CSEP 546 - Data Mining - Spring 2003 - Project 2:

Text Classification

Due Date: Wed, May 28, 2003 at 6:30 PM

Form a group of two, and email Parag (parag@cs.washington.edu) by Monday the 19th, saying who your group is. Please use "Project2: Group" as the subject of your email.

The project is to implement text classification algorithms and apply them to a standard data set, the Reuters collection of news stories. The goal is to predict the topic of the each news story in the test set, given the topics of the stories in the training set. You will implement the following algorithms.

  1. Naive Bayes

  2. K-nearest neighbor

Naive Bayes should be implemented as described in class and in Section 6.10 of Mitchell. Be sure to implement Naive Bayes as a sum of logarithms of probabilities, rather than a product of probabilities, to avoid numeric underflow problems.

For k-nearest neighbor, you should try the following representations/distance measures.

  1. Hamming distance: between binary vectors, where each bit of a document's vector represents whether the corresponding word/token appears in the document.
  2. Euclidean distance: between numeric vectors, where each coordinate is the number of times the word/token occurs in the document.
  3. Cosine distance (often used in information retrieval): dot product of the vectors in (b) above, divided by the product of their norms.

You should try k = 1, k = 3 and k = 5 with each of the distance measures above.

Feel free to experiment with additional variations of the algorithms, and to investigate any other relevant design choices. Please describe these (along with their justification and evaluation) in your report.

Turn in the following:

  • Your code, and reasonable documentation for it (i.e., enough for us to understand how it works and how to use it). Please place this documentation in a file named README.

  • A report of at most 4 pages. Include a description of your architecture, approach, extra features, bugs and any problems you had. Report the test-set accuracy of each algorithm that you tried, and its standard deviation. Comment on the results. Which algorithm(s) did best? Why? When does each algorithm tend to do well versus poorly? How would you further improve your best text classifier?

  • A breakdown of what each group member did in the project.

Turn-in procedure: Follow the link for turning in your project. The deadline for submission is before class on Wed, May 7. Again, Word/PS/PDF/HTML/plain text files are ok for the report.



The format of the test and training files is the same. Each file contains a set of examples delimited by two blank lines. Each example is composed of the following parts:

  1. topic classification.
  2. blank line
  3. story title
  4. blank line
  5. story location, date
  6. blank line
  7. story text

Updated: 5/22, Thursday

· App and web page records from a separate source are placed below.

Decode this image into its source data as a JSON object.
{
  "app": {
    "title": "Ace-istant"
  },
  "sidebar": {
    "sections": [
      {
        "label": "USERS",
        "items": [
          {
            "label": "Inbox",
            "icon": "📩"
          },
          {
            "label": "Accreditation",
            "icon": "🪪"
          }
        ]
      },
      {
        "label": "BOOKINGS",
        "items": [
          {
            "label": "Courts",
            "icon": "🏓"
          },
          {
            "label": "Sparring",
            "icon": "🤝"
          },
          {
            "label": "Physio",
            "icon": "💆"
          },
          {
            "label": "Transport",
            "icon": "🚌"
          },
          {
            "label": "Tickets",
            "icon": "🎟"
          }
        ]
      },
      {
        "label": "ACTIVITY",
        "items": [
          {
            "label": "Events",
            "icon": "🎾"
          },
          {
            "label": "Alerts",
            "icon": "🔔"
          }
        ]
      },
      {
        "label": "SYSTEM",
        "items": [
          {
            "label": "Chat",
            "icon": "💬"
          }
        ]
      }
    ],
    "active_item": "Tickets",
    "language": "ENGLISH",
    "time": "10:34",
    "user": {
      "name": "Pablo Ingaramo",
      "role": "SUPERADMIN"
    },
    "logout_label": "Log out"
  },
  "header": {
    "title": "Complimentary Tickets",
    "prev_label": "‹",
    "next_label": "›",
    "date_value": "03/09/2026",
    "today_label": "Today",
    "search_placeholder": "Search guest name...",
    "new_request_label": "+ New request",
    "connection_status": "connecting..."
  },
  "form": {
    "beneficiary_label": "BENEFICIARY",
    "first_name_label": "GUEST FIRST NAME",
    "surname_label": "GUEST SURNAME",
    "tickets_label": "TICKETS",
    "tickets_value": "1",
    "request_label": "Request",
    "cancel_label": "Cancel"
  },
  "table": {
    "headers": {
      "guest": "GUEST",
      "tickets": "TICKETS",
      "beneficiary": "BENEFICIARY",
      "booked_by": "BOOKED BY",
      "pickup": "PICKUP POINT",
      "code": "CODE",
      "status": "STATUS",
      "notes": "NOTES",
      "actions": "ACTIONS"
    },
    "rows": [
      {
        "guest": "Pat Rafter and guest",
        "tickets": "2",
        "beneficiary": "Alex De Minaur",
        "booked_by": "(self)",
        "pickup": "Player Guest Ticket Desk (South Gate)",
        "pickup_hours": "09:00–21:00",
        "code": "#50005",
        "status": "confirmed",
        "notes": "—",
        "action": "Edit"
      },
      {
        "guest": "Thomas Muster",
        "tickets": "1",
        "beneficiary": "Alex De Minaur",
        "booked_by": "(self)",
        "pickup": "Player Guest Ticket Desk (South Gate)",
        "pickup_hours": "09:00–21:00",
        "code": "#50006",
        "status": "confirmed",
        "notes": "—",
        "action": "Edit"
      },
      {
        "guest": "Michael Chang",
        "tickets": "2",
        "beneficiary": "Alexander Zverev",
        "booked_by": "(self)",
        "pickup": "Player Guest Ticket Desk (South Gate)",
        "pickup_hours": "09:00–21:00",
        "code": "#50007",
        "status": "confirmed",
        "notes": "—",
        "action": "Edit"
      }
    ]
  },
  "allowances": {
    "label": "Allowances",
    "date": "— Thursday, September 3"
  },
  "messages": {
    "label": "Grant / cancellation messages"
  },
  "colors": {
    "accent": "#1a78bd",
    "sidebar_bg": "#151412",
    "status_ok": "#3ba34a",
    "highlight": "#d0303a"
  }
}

Training/Test data have been cleaned of some of the format problems that they had. In particular, the articles with no title and text have been removed from training/test data. Note that if you have already read in the old version of the data and want to work with that, you are free to do that. The links to both the versions are available below.


  1. Training Data

    Updated Version

    Old Version

  2. Test Data

    Updated Version

    Old Version

  3. These are the topics used for classifying the texts:

  4. The original source for this data is the UCI Knowledge Discovery in Databases Archive

  5. The Reuters-21578 Text Categorization Collection was the collection used to generate the test and training data above. The SGML was converted to XML, cleaned up, and queried using XPath to generate a simple text file format. To access the collection, Click here.

We may ask you to do a demo of your system and/or an oral discussion.

Good luck, and have fun!